“They have been the cultural and societal touchstone since I was a kid,” Chesney explains in his press release, why he choose the music magazine as an outlet “and that gives them the gravitas to reflect what [director] Shaun [Silva] and I were trying to capture in the song. This is not political, so much as social... if you want to get people to take it all in, to step back and really reflect, let’s put the video at the heart of where people who sort those things are.”
The visual manifestation of the song is clear: distorted images changing in a fast cut, timely mentioning in passing, not only the current US election cycle, but also the daily overload of sound or video bytes that is thrown at us, basically a wall of noise imprisoning us. And even though everybody seems to communicate, there are no messages reaching the listener:
Twenty-four hour television,
get so loud that no one listens
Sex and money and politicians talk, talk, talk
But there really ain't no conversation
Ain't nothing left to the imagination
Trapped in our phones and we can't make it stop, stop, stop

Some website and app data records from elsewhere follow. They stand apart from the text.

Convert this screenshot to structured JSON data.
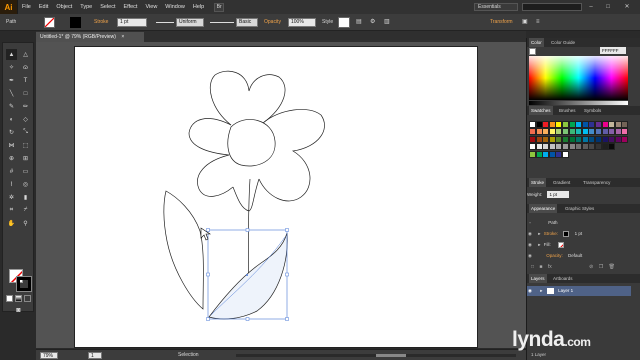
{
  "app": {
    "logo": "Ai",
    "bridge_label": "Br"
  },
  "menu": [
    "File",
    "Edit",
    "Object",
    "Type",
    "Select",
    "Effect",
    "View",
    "Window",
    "Help"
  ],
  "workspace": {
    "label": "Essentials"
  },
  "window_controls": {
    "minimize": "–",
    "maximize": "□",
    "close": "✕"
  },
  "control_bar": {
    "selection_label": "Path",
    "stroke_label": "Stroke",
    "stroke_value": "1 pt",
    "profile": "Uniform",
    "brush": "Basic",
    "opacity_label": "Opacity",
    "opacity_value": "100%",
    "style_label": "Style",
    "transform_label": "Transform"
  },
  "document": {
    "tab_title": "Untitled-1* @ 79% (RGB/Preview)",
    "tab_close": "×"
  },
  "status_bar": {
    "zoom": "79%",
    "page": "1",
    "tool": "Selection"
  },
  "panels": {
    "color": {
      "tab_color": "Color",
      "tab_guide": "Color Guide",
      "hex": "FFFFFF"
    },
    "swatches": {
      "tab_swatches": "Swatches",
      "tab_brushes": "Brushes",
      "tab_symbols": "Symbols"
    },
    "stroke": {
      "tab_stroke": "Stroke",
      "tab_gradient": "Gradient",
      "tab_transparency": "Transparency",
      "weight_label": "Weight:",
      "weight_value": "1 pt"
    },
    "appearance": {
      "tab_appearance": "Appearance",
      "tab_graphic_styles": "Graphic Styles",
      "rows": [
        {
          "label": "Path"
        },
        {
          "label": "Stroke:",
          "value": "1 pt"
        },
        {
          "label": "Fill:"
        },
        {
          "label": "Opacity:",
          "value": "Default"
        }
      ]
    },
    "layers": {
      "tab_layers": "Layers",
      "tab_artboards": "Artboards",
      "layer_name": "Layer 1",
      "footer": "1 Layer"
    }
  },
  "watermark": {
    "brand": "lynda",
    "suffix": ".com"
  },
  "colors": {
    "accent_orange": "#ff9a00",
    "selection_blue": "#4a78d6",
    "layer_highlight": "#4f6287"
  }
}
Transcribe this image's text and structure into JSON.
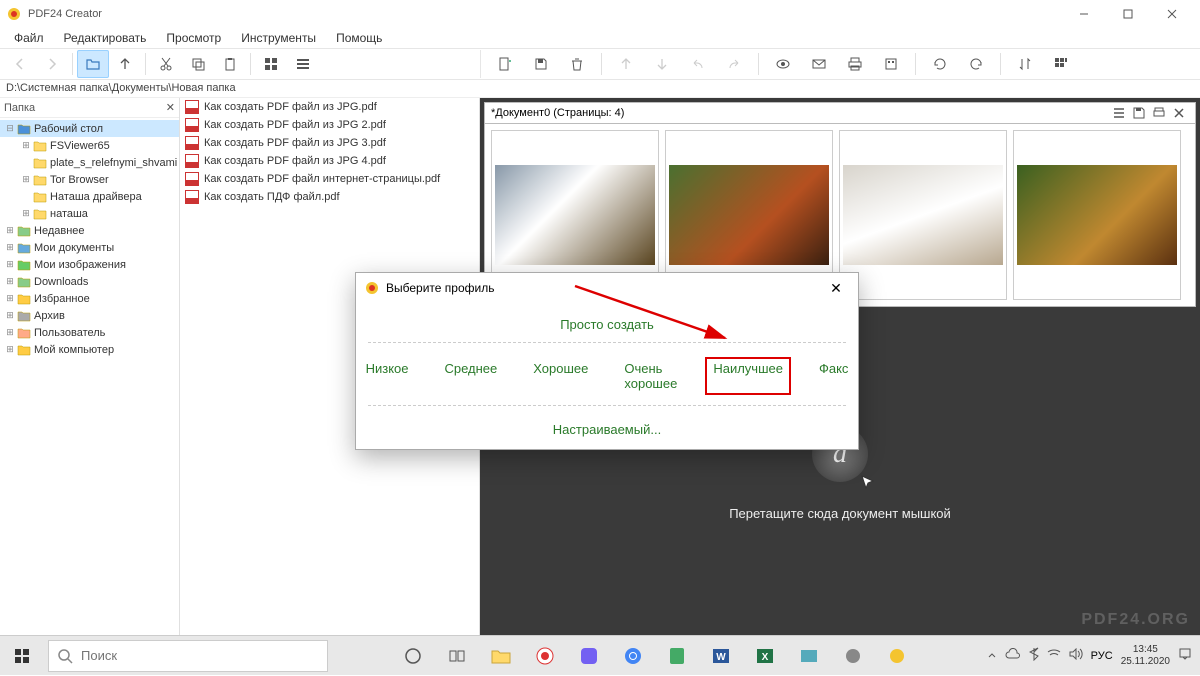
{
  "app": {
    "title": "PDF24 Creator"
  },
  "menu": [
    "Файл",
    "Редактировать",
    "Просмотр",
    "Инструменты",
    "Помощь"
  ],
  "path": "D:\\Системная папка\\Документы\\Новая папка",
  "left_header": "Папка",
  "tree": [
    {
      "exp": "-",
      "icon": "desktop",
      "label": "Рабочий стол",
      "indent": 0,
      "sel": true
    },
    {
      "exp": "+",
      "icon": "folder",
      "label": "FSViewer65",
      "indent": 1
    },
    {
      "exp": "",
      "icon": "folder",
      "label": "plate_s_relefnymi_shvami",
      "indent": 1
    },
    {
      "exp": "+",
      "icon": "folder",
      "label": "Tor Browser",
      "indent": 1
    },
    {
      "exp": "",
      "icon": "folder",
      "label": "Наташа драйвера",
      "indent": 1
    },
    {
      "exp": "+",
      "icon": "folder",
      "label": "наташа",
      "indent": 1
    },
    {
      "exp": "+",
      "icon": "recent",
      "label": "Недавнее",
      "indent": 0
    },
    {
      "exp": "+",
      "icon": "docs",
      "label": "Мои документы",
      "indent": 0
    },
    {
      "exp": "+",
      "icon": "pics",
      "label": "Мои изображения",
      "indent": 0
    },
    {
      "exp": "+",
      "icon": "downloads",
      "label": "Downloads",
      "indent": 0
    },
    {
      "exp": "+",
      "icon": "star",
      "label": "Избранное",
      "indent": 0
    },
    {
      "exp": "+",
      "icon": "archive",
      "label": "Архив",
      "indent": 0
    },
    {
      "exp": "+",
      "icon": "user",
      "label": "Пользователь",
      "indent": 0
    },
    {
      "exp": "+",
      "icon": "computer",
      "label": "Мой компьютер",
      "indent": 0
    }
  ],
  "files": [
    "Как создать PDF файл из JPG.pdf",
    "Как создать PDF файл из JPG 2.pdf",
    "Как создать PDF файл из JPG 3.pdf",
    "Как создать PDF файл из JPG 4.pdf",
    "Как создать PDF файл интернет-страницы.pdf",
    "Как создать ПДФ файл.pdf"
  ],
  "doc": {
    "title": "*Документ0 (Страницы: 4)"
  },
  "thumbs": [
    "eagle",
    "redpanda",
    "cat",
    "lion"
  ],
  "drop_text": "Перетащите сюда документ мышкой",
  "watermark": "PDF24.ORG",
  "dialog": {
    "title": "Выберите профиль",
    "create": "Просто создать",
    "options": [
      "Низкое",
      "Среднее",
      "Хорошее",
      "Очень хорошее",
      "Наилучшее",
      "Факс"
    ],
    "highlight_index": 4,
    "custom": "Настраиваемый..."
  },
  "search_placeholder": "Поиск",
  "clock": {
    "time": "13:45",
    "date": "25.11.2020"
  },
  "lang": "РУС"
}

As Rolling Stone knows: "Kenny Chesney already had the first single from his upcoming "Some Town Somewhere" album picked out when a bunch of talking - make that, yelling - heads on television threw a curveball..."
He was on the phone with Nashville tunesmith Shane McAnally on a way to a marketing meeting with his manager, when the idea of "Noise" came up. Two days later he went into the studio and recorded the song, which besides McAnally was written by Ross Copperman and Jon Nite.

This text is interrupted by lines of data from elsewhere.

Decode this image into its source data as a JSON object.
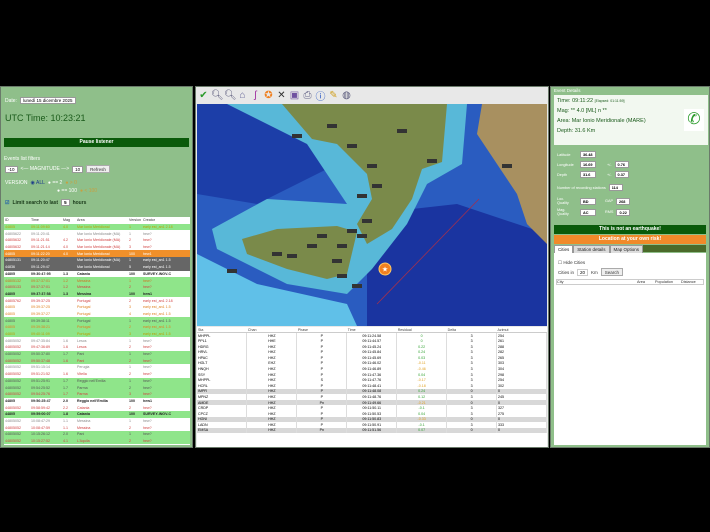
{
  "left": {
    "date_label": "Date:",
    "date_value": "lunedì 15 dicembre 2025",
    "utc_time": "UTC Time: 10:23:21",
    "pause_button": "Pause listener",
    "filters_title": "Events list filters",
    "mag_min": "-10",
    "mag_label": "<— MAGNITUDE —>",
    "mag_max": "10",
    "refresh_button": "Refresh",
    "version_label": "VERSION",
    "version_options": [
      "ALL",
      "== 2",
      "== 100",
      "> 0",
      "< 100"
    ],
    "limit_label": "Limit search to last",
    "limit_value": "5",
    "limit_unit": "hours",
    "columns": [
      "ID",
      "Time",
      "Mag",
      "Area",
      "Version",
      "Creator"
    ],
    "events": [
      {
        "s": "g",
        "c": "#b8a000",
        "id": "44805",
        "t": "09:11:09:60",
        "m": "4.0",
        "a": "Mar Ionio Meridional",
        "v": "1",
        "cr": "early est_an1 2.18"
      },
      {
        "s": "w",
        "c": "#888",
        "id": "44805622",
        "t": "09:11:20:41",
        "m": "",
        "a": "Mar Ionio Meridionale (MA)",
        "v": "1",
        "cr": "hew?"
      },
      {
        "s": "w",
        "c": "#d04040",
        "id": "44805632",
        "t": "09:11:21:51",
        "m": "4.2",
        "a": "Mar Ionio Meridionale (MA)",
        "v": "2",
        "cr": "hew?"
      },
      {
        "s": "w",
        "c": "#d04040",
        "id": "44805632",
        "t": "09:11:21:14",
        "m": "4.0",
        "a": "Mar Ionio Meridionale (MA)",
        "v": "3",
        "cr": "hew?"
      },
      {
        "s": "o",
        "c": "#fff",
        "id": "44805",
        "t": "09:11:22:20",
        "m": "4.0",
        "a": "Mar Ionio Meridional",
        "v": "100",
        "cr": "hew1"
      },
      {
        "s": "d",
        "c": "#fff",
        "id": "44805131",
        "t": "09:11:20:47",
        "m": "",
        "a": "Mar Ionio Meridionale (MA)",
        "v": "1",
        "cr": "early est_an1 1.5"
      },
      {
        "s": "d",
        "c": "#fff",
        "id": "44836",
        "t": "09:11:29:47",
        "m": "",
        "a": "Mar Ionio Meridional",
        "v": "5",
        "cr": "early est_an1 1.5"
      },
      {
        "s": "w b",
        "c": "#222",
        "id": "44805",
        "t": "09:30:47:95",
        "m": "1.3",
        "a": "Catania",
        "v": "100",
        "cr": "SURVEY-INGV-C"
      },
      {
        "s": "g",
        "c": "#d07020",
        "id": "44805132",
        "t": "09:37:37:01",
        "m": "1.2",
        "a": "Messina",
        "v": "1",
        "cr": "hew?"
      },
      {
        "s": "g",
        "c": "#d04040",
        "id": "44805133",
        "t": "09:37:37:01",
        "m": "1.2",
        "a": "Messina",
        "v": "2",
        "cr": "hew?"
      },
      {
        "s": "g b",
        "c": "#222",
        "id": "44805",
        "t": "09:37:37:58",
        "m": "1.3",
        "a": "Messina",
        "v": "100",
        "cr": "hew1"
      },
      {
        "s": "w",
        "c": "#d04040",
        "id": "44805762",
        "t": "09:39:37:25",
        "m": "",
        "a": "Portugal",
        "v": "2",
        "cr": "early est_an1 2.18"
      },
      {
        "s": "w",
        "c": "#e08020",
        "id": "44805",
        "t": "09:39:37:25",
        "m": "",
        "a": "Portugal",
        "v": "3",
        "cr": "early est_an1 1.5"
      },
      {
        "s": "w",
        "c": "#e08020",
        "id": "44805",
        "t": "09:39:37:27",
        "m": "",
        "a": "Portugal",
        "v": "4",
        "cr": "early est_an1 1.5"
      },
      {
        "s": "g",
        "c": "#555",
        "id": "44805",
        "t": "09:39:38:11",
        "m": "",
        "a": "Portugal",
        "v": "1",
        "cr": "early est_an1 1.5"
      },
      {
        "s": "g",
        "c": "#e08020",
        "id": "44805",
        "t": "09:39:38:21",
        "m": "",
        "a": "Portugal",
        "v": "2",
        "cr": "early est_an1 1.5"
      },
      {
        "s": "g",
        "c": "#b8a000",
        "id": "44805",
        "t": "09:40:11:09",
        "m": "",
        "a": "Portugal",
        "v": "3",
        "cr": "early est_an1 1.5"
      },
      {
        "s": "w",
        "c": "#888",
        "id": "44805052",
        "t": "09:47:35:84",
        "m": "1.6",
        "a": "Lesos",
        "v": "1",
        "cr": "hew?"
      },
      {
        "s": "w",
        "c": "#d04040",
        "id": "44805052",
        "t": "09:47:36:89",
        "m": "1.6",
        "a": "Lesos",
        "v": "2",
        "cr": "hew?"
      },
      {
        "s": "g",
        "c": "#555",
        "id": "44805052",
        "t": "09:50:37:80",
        "m": "1.7",
        "a": "Pani",
        "v": "1",
        "cr": "hew?"
      },
      {
        "s": "g",
        "c": "#d04040",
        "id": "44805052",
        "t": "09:50:37:48",
        "m": "1.6",
        "a": "Pani",
        "v": "2",
        "cr": "hew?"
      },
      {
        "s": "w",
        "c": "#888",
        "id": "44805052",
        "t": "09:51:15:14",
        "m": "",
        "a": "Perugia",
        "v": "1",
        "cr": "hew?"
      },
      {
        "s": "w",
        "c": "#d04040",
        "id": "44805052",
        "t": "09:51:21:52",
        "m": "1.6",
        "a": "Vitella",
        "v": "2",
        "cr": "hew?"
      },
      {
        "s": "g",
        "c": "#555",
        "id": "44805052",
        "t": "09:51:25:91",
        "m": "1.7",
        "a": "Reggio nell'Emilia",
        "v": "1",
        "cr": "hew?"
      },
      {
        "s": "g",
        "c": "#555",
        "id": "44805052",
        "t": "09:54:25:52",
        "m": "1.7",
        "a": "Parma",
        "v": "2",
        "cr": "hew?"
      },
      {
        "s": "g",
        "c": "#d04040",
        "id": "44805052",
        "t": "09:54:25:76",
        "m": "1.7",
        "a": "Parma",
        "v": "3",
        "cr": "hew?"
      },
      {
        "s": "w b",
        "c": "#222",
        "id": "44805",
        "t": "09:56:25:47",
        "m": "2.0",
        "a": "Reggio nell'Emilia",
        "v": "100",
        "cr": "hew1"
      },
      {
        "s": "w",
        "c": "#d04040",
        "id": "44805052",
        "t": "09:58:59:42",
        "m": "2.2",
        "a": "Catania",
        "v": "2",
        "cr": "hew?"
      },
      {
        "s": "g b",
        "c": "#222",
        "id": "44805",
        "t": "09:59:00:07",
        "m": "1.8",
        "a": "Catania",
        "v": "100",
        "cr": "SURVEY-INGV-C"
      },
      {
        "s": "w",
        "c": "#888",
        "id": "44805052",
        "t": "10:08:47:29",
        "m": "1.1",
        "a": "Messina",
        "v": "1",
        "cr": "hew?"
      },
      {
        "s": "w",
        "c": "#d04040",
        "id": "44805052",
        "t": "10:08:47:59",
        "m": "1.1",
        "a": "Messina",
        "v": "2",
        "cr": "hew?"
      },
      {
        "s": "g",
        "c": "#555",
        "id": "44805052",
        "t": "10:15:26:12",
        "m": "2.0",
        "a": "Pani",
        "v": "1",
        "cr": "hew?"
      },
      {
        "s": "g",
        "c": "#d04040",
        "id": "44805052",
        "t": "10:15:27:52",
        "m": "4.1",
        "a": "L'Aquila",
        "v": "2",
        "cr": "hew?"
      }
    ]
  },
  "map": {
    "toolbar_icons": [
      "check-icon",
      "zoom-in-icon",
      "zoom-out-icon",
      "home-icon",
      "italy-icon",
      "star-icon",
      "close-icon",
      "select-box-icon",
      "print-icon",
      "info-icon",
      "pencil-icon",
      "globe-icon"
    ],
    "colors": {
      "deep": "#1a3fa8",
      "mid": "#2f6fd0",
      "shelf": "#5fc8e0",
      "land": "#7a8a4a",
      "epicenter": "#f08020"
    }
  },
  "stations": {
    "columns": [
      "Sta",
      "Chan",
      "Phase",
      "Time",
      "Residual",
      "Delta",
      "Azimut"
    ],
    "rows": [
      [
        "MHPPL",
        "HHZ",
        "P",
        "09:11:24.58",
        "0",
        "3",
        "254",
        ""
      ],
      [
        "PPL1",
        "HHE",
        "P",
        "09:11:44.57",
        "0",
        "3",
        "261",
        ""
      ],
      [
        "HDRG",
        "HHZ",
        "P",
        "09:11:45.24",
        "0.22",
        "3",
        "288",
        ""
      ],
      [
        "HRVL",
        "HHZ",
        "P",
        "09:11:45.84",
        "0.24",
        "3",
        "282",
        ""
      ],
      [
        "HPAC",
        "HHZ",
        "P",
        "09:11:45.69",
        "0.03",
        "3",
        "265",
        ""
      ],
      [
        "HGLT",
        "EHZ",
        "P",
        "09:11:46.02",
        "-0.11",
        "3",
        "303",
        ""
      ],
      [
        "HNQH",
        "HHZ",
        "P",
        "09:11:46.89",
        "-0.46",
        "3",
        "304",
        ""
      ],
      [
        "SSY",
        "HHZ",
        "P",
        "09:11:47.36",
        "0.04",
        "3",
        "298",
        ""
      ],
      [
        "MHPPL",
        "HHZ",
        "S",
        "09:11:47.76",
        "-0.17",
        "3",
        "254",
        ""
      ],
      [
        "HCRL",
        "HHZ",
        "P",
        "09:11:48.41",
        "-0.18",
        "3",
        "302",
        ""
      ],
      [
        "IMPR",
        "HHZ",
        "P",
        "09:11:48.08",
        "0.24",
        "0",
        "0",
        "gr"
      ],
      [
        "MPNZ",
        "HHZ",
        "P",
        "09:11:48.76",
        "0.12",
        "3",
        "245",
        ""
      ],
      [
        "AMDE",
        "HHZ",
        "Pn",
        "09:11:49.66",
        "-0.21",
        "0",
        "0",
        "gr"
      ],
      [
        "CRDP",
        "HHZ",
        "P",
        "09:11:50.11",
        "-0.1",
        "3",
        "327",
        ""
      ],
      [
        "CPCZ",
        "HHZ",
        "P",
        "09:11:50.53",
        "0.04",
        "3",
        "275",
        ""
      ],
      [
        "HGNI",
        "HHZ",
        "P",
        "09:11:50.83",
        "-0.33",
        "0",
        "0",
        "gr"
      ],
      [
        "LADN",
        "HHZ",
        "P",
        "09:11:50.91",
        "-0.1",
        "3",
        "333",
        ""
      ],
      [
        "EMSA",
        "HHZ",
        "Pn",
        "09:11:51.56",
        "0.07",
        "0",
        "0",
        "gr"
      ]
    ]
  },
  "right": {
    "title": "Event Details",
    "time_label": "Time:",
    "time_value": "09:11:22",
    "elapsed": "[Elapsed: 01:11:59]",
    "mag": "Mag: ** 4.0 [ML] n **",
    "area_label": "Area:",
    "area_value": "Mar Ionio Meridionale (MARE)",
    "depth": "Depth: 31.6 Km",
    "lat_label": "Latitude",
    "lat": "36.48",
    "lon_label": "Longitude",
    "lon": "16.69",
    "pm": "+/-",
    "lon_err": "0.76",
    "dep_label": "Depth",
    "dep": "31.6",
    "dep_err": "0.37",
    "nsta_label": "Number of recording stations",
    "nsta": "114",
    "locq_label": "Loc. Quality",
    "locq": "BD",
    "gap_label": "GAP",
    "gap": "268",
    "magq_label": "Mag. Quality",
    "magq": "AC",
    "rms_label": "RMS",
    "rms": "0.22",
    "not_eq_button": "This is not an earthquake!",
    "risk_button": "Location at your own risk!",
    "tabs": [
      "Cities",
      "Station details",
      "Map Options"
    ],
    "hide_cities": "Hide Cities",
    "cities_in": "Cities in",
    "radius": "20",
    "km": "Km",
    "search_button": "Search",
    "city_columns": [
      "City",
      "Area",
      "Population",
      "Distance"
    ]
  }
}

But Chesney doesn't see himself as a messenger, as he told RollingStone.com "We're not preaching to anyone, we’re just making a statement about the way we live. The message is to try to be mindful of it. If you love someone, tell them you love them. Don’t text it to them! There is so much life to be lived outside our phones.”
Summary: A great move for the fluffy 8-time entertainer of the year, away from "Bro" country to an actual meaningful song. The other songs on "Some Town Somewhere" will have to prove the new thoughtfulness of Kenny Chesney. An ethereal follow up will render "Noise" as meaning less.